#### What is required:
For the data below, work out how many lines include the string "contraseña" and report only the number.

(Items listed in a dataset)
* * * * *
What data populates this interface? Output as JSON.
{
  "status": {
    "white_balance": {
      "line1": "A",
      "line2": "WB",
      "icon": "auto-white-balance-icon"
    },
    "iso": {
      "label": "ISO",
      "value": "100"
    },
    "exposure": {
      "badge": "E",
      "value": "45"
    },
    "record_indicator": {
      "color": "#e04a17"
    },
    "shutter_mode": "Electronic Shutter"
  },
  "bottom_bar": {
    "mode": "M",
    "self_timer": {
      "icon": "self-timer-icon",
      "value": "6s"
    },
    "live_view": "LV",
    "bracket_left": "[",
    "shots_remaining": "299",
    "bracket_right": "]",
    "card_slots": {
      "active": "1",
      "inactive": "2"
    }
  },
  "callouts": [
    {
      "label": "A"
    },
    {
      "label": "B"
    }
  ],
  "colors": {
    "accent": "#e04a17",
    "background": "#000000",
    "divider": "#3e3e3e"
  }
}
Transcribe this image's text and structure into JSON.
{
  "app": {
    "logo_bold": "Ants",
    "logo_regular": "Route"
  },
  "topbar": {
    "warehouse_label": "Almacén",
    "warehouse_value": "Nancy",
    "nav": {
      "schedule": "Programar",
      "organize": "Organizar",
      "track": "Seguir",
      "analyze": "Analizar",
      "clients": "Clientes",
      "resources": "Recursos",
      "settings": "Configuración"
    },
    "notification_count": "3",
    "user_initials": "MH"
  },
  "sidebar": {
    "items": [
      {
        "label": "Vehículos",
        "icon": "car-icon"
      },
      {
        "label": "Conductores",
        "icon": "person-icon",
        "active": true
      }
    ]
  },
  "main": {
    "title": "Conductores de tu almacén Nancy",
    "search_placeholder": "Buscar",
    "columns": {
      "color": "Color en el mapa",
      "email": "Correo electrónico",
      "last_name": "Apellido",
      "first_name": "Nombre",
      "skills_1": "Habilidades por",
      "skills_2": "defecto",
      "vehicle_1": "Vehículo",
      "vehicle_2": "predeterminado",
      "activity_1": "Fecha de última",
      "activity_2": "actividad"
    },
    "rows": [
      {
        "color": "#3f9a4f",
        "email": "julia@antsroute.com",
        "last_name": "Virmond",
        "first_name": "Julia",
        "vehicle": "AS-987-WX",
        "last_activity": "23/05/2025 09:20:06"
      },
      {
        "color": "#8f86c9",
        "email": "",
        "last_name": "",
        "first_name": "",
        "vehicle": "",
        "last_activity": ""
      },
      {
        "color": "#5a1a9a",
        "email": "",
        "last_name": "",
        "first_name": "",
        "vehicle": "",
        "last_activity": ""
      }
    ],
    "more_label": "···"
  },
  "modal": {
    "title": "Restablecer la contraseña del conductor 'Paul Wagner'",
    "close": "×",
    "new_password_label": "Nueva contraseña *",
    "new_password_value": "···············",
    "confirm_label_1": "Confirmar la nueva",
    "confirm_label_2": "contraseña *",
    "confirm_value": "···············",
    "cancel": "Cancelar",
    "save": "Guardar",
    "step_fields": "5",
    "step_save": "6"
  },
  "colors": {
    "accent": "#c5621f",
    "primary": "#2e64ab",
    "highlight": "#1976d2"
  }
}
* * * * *
#### Task output:
3